Among the lofty dramatics of geopolitics, international observers now find themselves paying attention to the operation of a tiny democracy of 56,000 people, most of it conducted in Greenlandic, and the rest in Danish…

Greenland’s status can be hard to pin down. It is an autonomous territory within the Kingdom of Denmark, free to and keen to develop further its independence from the Danes, yet constrained by its reliance on them for roughly half of its annual budget. Greenland’s citizens, mostly Inuit, are entitled to take over any of the many responsibilities currently fulfilled by Copenhagen—which include immigration, shipping, and some aspects of foreign policy—on the condition that they pick up the cost as well. Full independence is a constitutionally enshrined option, so long as it receives popular backing in a referendum…

The development of one mine site, at Kuannersuit, has had a remarkable and telling effect on Greenland’s politics in the past six months. Kuannersuit would be “the world’s second-biggest rare-earth operation and fifth-biggest uranium mine,” according to the new report. It lies less than 6 miles from the town of Narsaq, whose 1,300 inhabitants make it the country’s ninth-largest settlement. Many of them are not satisfied with plans to store radioactive waste behind a dam, or to spray the ground with water to prevent radioactive dust from spreading throughout the area.

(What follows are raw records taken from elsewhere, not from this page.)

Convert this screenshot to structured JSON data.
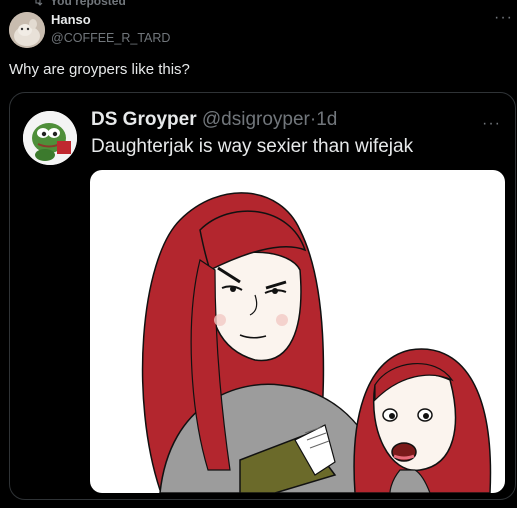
{
  "repost": {
    "label": "You reposted"
  },
  "author": {
    "name": "Hanso",
    "handle": "@COFFEE_R_TARD"
  },
  "post": {
    "text": "Why are groypers like this?"
  },
  "quote": {
    "name": "DS Groyper",
    "handle": "@dsigroyper",
    "separator": "·",
    "time": "1d",
    "text": "Daughterjak is way sexier than wifejak"
  },
  "icons": [
    "repost-icon",
    "more-icon",
    "avatar",
    "pepe-avatar"
  ],
  "colors": {
    "text": "#e7e9ea",
    "muted": "#71767b",
    "border": "#2f3336",
    "hair": "#b3262e"
  }
}
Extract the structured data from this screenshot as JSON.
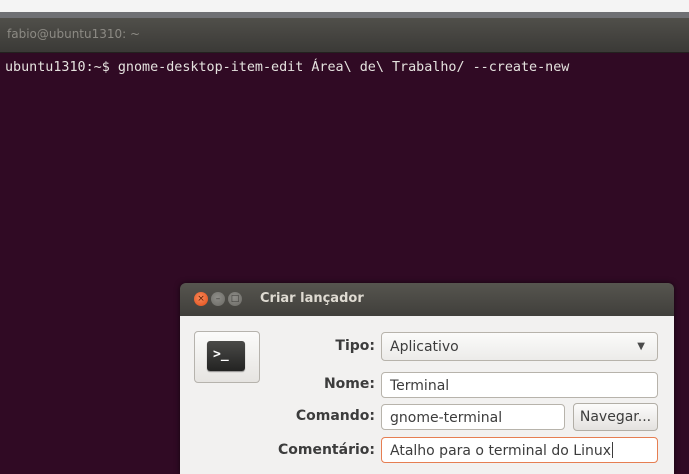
{
  "terminal": {
    "title": "fabio@ubuntu1310: ~",
    "command_line": "ubuntu1310:~$ gnome-desktop-item-edit Área\\ de\\ Trabalho/ --create-new"
  },
  "dialog": {
    "title": "Criar lançador",
    "window_buttons": {
      "close": "×",
      "minimize": "–",
      "maximize": "□"
    },
    "icon_glyph": ">_",
    "fields": {
      "tipo": {
        "label": "Tipo:",
        "value": "Aplicativo"
      },
      "nome": {
        "label": "Nome:",
        "value": "Terminal"
      },
      "comando": {
        "label": "Comando:",
        "value": "gnome-terminal",
        "browse_label": "Navegar..."
      },
      "comentario": {
        "label": "Comentário:",
        "value": "Atalho para o terminal do Linux"
      }
    }
  },
  "colors": {
    "terminal_bg": "#300a24",
    "dialog_bg": "#f2f1f0",
    "close_button": "#df4a16",
    "focus_border": "#e67e52"
  },
  "icons": {
    "close": "close-icon",
    "minimize": "minimize-icon",
    "maximize": "maximize-icon",
    "launcher": "terminal-icon",
    "dropdown": "chevron-down-icon"
  }
}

The whole article is fascinating with shifting definitions changing by the month it seems. RTFA and get ready for the election in April.